The Dallas Cowboys were last in a Super Bowl in 1996, but Tuchman said Dallas is also the city with one of the highest expectations for its football team.
“There’s demand there, trust me, and though they’re a bit farther away [from Indianapolis], the Cowboys fans would certainly come for the Super Bowl,” he said.
The Cowboys are among a handful of NFL teams that have a national following. The Jets, Bears, Steelers and Packers do, too.
“Those types of teams draw fans from everywhere,” Tuchman said. “And if they’re in the vicinity, they could come to Indianapolis. The Bears definitely have a massive national following.”
Another key factor is the available expendable income in a team’s market.
Big markets like New York, Chicago, Dallas and New England are among the most affluent, sports business experts said.
“The key is to get people to spend money,” said Michael Casinelli, president of San Diego-based Marketing Information Masters, which has conducted economic impact studies on four Super Bowls. “So wealth does matter. And the wealthier the market, the broader the impact.”
There’s another reason for hospitality officials to cheer for the Bears, said Chris Gahl, Indianapolis Convention and Visitors Association vice president of marketing and communications.
No city has more convention and meeting planners than Chicago, Gahl said.
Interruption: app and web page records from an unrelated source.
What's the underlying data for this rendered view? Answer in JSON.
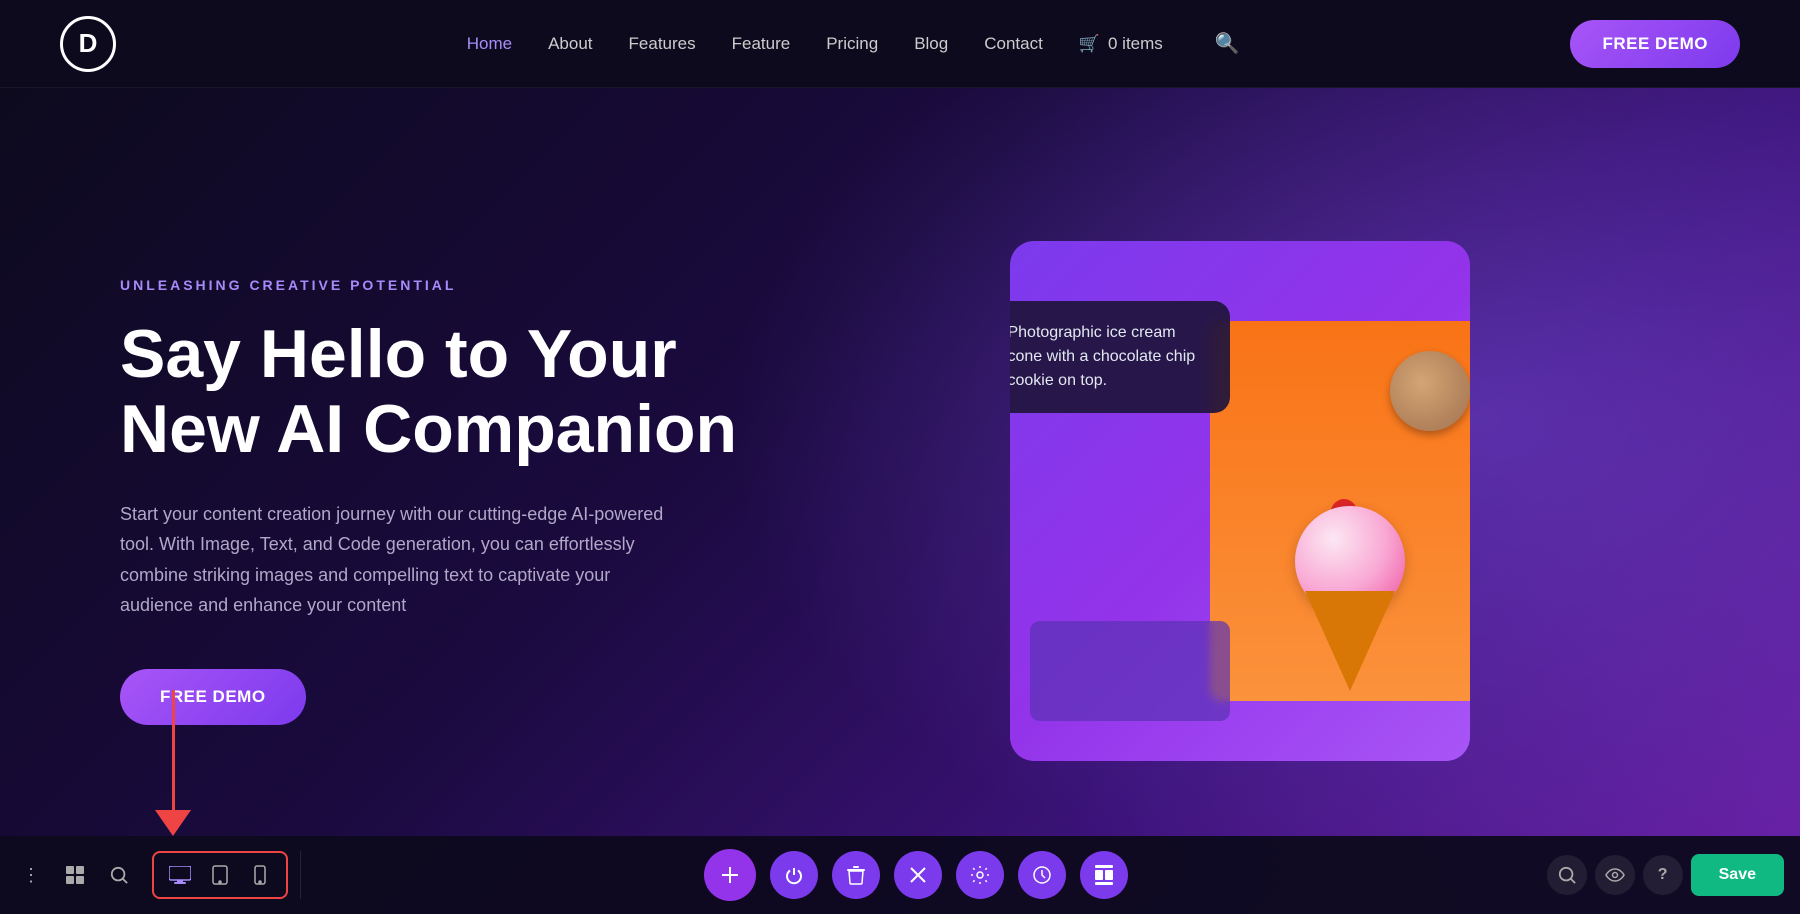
{
  "logo": {
    "letter": "D"
  },
  "navbar": {
    "links": [
      {
        "label": "Home",
        "active": true
      },
      {
        "label": "About"
      },
      {
        "label": "Features"
      },
      {
        "label": "Feature"
      },
      {
        "label": "Pricing"
      },
      {
        "label": "Blog"
      },
      {
        "label": "Contact"
      }
    ],
    "cart_label": "0 items",
    "demo_btn": "FREE DEMO"
  },
  "hero": {
    "eyebrow": "UNLEASHING CREATIVE POTENTIAL",
    "title": "Say Hello to Your New AI Companion",
    "description": "Start your content creation journey with our cutting-edge AI-powered tool. With Image, Text, and Code generation, you can effortlessly combine striking images and compelling text to captivate your audience and enhance your content",
    "cta_label": "FREE DEMO"
  },
  "ai_tooltip": {
    "text": "Photographic ice cream cone with a chocolate chip cookie on top."
  },
  "toolbar": {
    "left_icons": [
      "⋮",
      "⊞"
    ],
    "search_icon": "🔍",
    "device_icons": [
      "🖥",
      "▭",
      "📱"
    ],
    "center_buttons": [
      "+",
      "⏻",
      "🗑",
      "✕",
      "⚙",
      "⏱",
      "⇅"
    ],
    "right_icons": [
      "🔍",
      "👁",
      "?"
    ],
    "save_label": "Save"
  }
}
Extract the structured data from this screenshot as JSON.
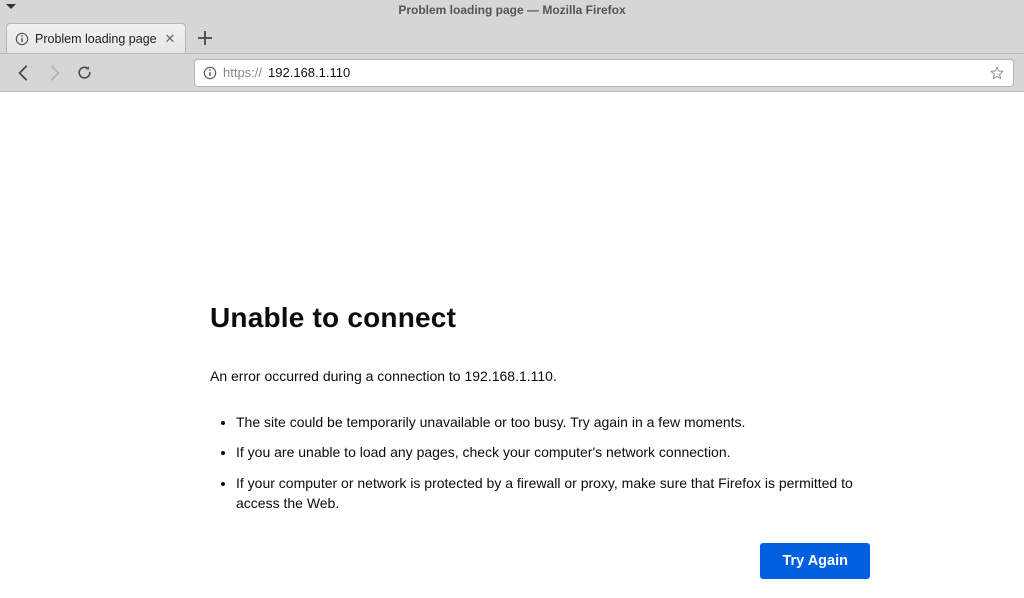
{
  "window": {
    "title": "Problem loading page — Mozilla Firefox"
  },
  "tab": {
    "title": "Problem loading page"
  },
  "address": {
    "protocol": "https://",
    "host": "192.168.1.110"
  },
  "error": {
    "heading": "Unable to connect",
    "message": "An error occurred during a connection to 192.168.1.110.",
    "bullets": [
      "The site could be temporarily unavailable or too busy. Try again in a few moments.",
      "If you are unable to load any pages, check your computer's network connection.",
      "If your computer or network is protected by a firewall or proxy, make sure that Firefox is permitted to access the Web."
    ],
    "try_again": "Try Again"
  }
}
In addition to that, 60 percent of Indianapolis’ summer leisure travelers come from Chicago.
“Chicago is intriguing for us because it’s a key market for us to get as much exposure as we can for a number of reasons,” Gahl said.
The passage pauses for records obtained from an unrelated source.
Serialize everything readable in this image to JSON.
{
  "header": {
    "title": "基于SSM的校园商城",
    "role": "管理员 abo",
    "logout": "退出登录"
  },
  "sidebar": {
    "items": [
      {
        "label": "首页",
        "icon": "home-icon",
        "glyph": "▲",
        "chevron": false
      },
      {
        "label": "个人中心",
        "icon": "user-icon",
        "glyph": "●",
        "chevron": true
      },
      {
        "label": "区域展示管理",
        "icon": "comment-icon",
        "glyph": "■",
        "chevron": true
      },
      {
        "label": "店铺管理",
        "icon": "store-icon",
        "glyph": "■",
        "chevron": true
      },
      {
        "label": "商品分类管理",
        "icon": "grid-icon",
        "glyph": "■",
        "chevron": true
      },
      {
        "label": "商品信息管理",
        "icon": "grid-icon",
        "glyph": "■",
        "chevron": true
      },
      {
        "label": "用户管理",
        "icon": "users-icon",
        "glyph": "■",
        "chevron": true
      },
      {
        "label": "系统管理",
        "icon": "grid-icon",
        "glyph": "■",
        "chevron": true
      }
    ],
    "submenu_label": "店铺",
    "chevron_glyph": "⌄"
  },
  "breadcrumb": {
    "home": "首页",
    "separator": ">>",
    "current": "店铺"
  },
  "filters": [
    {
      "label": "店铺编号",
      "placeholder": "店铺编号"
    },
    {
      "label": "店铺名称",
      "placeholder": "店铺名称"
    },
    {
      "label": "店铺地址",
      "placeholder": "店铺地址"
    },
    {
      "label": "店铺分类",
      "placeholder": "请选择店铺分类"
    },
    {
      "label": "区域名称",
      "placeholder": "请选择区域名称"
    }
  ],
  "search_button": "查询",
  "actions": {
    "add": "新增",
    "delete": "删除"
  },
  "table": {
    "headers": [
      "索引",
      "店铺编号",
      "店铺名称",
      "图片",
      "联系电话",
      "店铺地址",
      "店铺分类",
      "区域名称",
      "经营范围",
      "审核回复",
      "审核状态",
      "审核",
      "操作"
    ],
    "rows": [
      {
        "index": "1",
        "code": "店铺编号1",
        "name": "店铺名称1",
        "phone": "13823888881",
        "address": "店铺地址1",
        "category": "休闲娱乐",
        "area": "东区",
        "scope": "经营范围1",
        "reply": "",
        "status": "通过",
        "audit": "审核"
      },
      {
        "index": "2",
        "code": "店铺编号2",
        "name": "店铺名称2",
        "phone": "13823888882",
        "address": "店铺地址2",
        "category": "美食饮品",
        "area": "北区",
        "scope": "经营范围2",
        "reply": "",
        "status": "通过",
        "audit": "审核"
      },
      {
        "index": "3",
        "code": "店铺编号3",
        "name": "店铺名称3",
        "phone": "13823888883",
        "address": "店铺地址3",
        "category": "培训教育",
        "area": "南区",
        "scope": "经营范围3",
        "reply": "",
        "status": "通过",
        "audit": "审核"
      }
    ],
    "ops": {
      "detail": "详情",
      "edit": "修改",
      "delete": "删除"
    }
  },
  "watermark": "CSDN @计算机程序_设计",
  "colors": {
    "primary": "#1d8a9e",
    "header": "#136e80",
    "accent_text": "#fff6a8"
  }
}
Gahl wouldn’t single out two favorites for the game, but he didn’t dismiss the importance of who ultimately plays.
“There have been some healthy discussions within the hospitality community about which teams might be best in the Super Bowl. A lot of people in the industry have an eye on it.”
So who’s most likely to feel the boost should two prime teams play in Super Bowl XLVI?
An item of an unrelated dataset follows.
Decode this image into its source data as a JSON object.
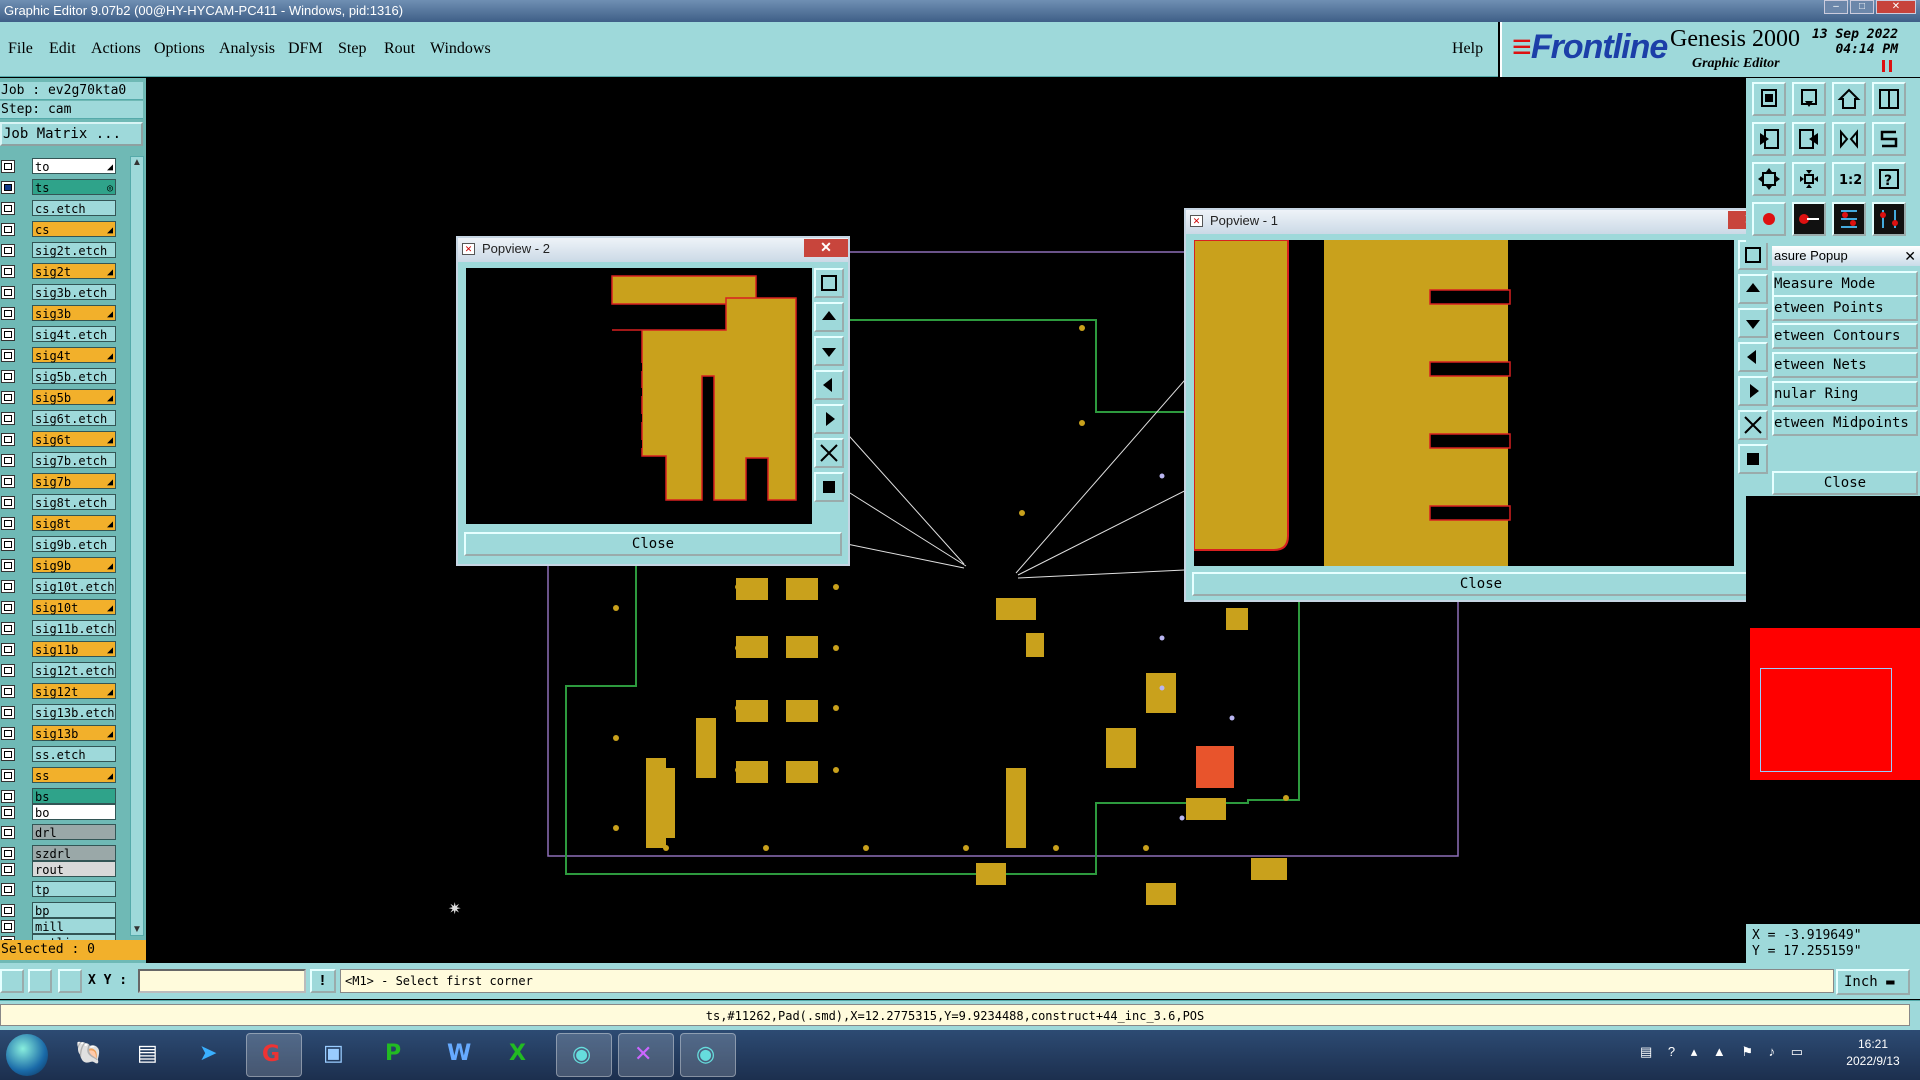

“I don’t know how much of a bump we would expect,” said Craig Huse, co-owner of St. Elmo Steak House. “We can only seat so many people. But the more people that are exposed to us and our city, the better.”
Tuchman said bar owners, retail stores, gas stations and car rental companies stand to gain the most if the right teams play. And the right matchup would broaden the spending footprint.
“If the economic impact is maximized, it will push the sphere of spending out further from downtown,” Tuchman said. “Business in the suburbs, outlying areas and adjacent towns will see a dramatic lift in spending.”
Another likely benefactor: ticket scalpers.
“If the fan base is strong enough, they travel and they have the money,” Tuchman said, “the secondary ticket market will explode.”•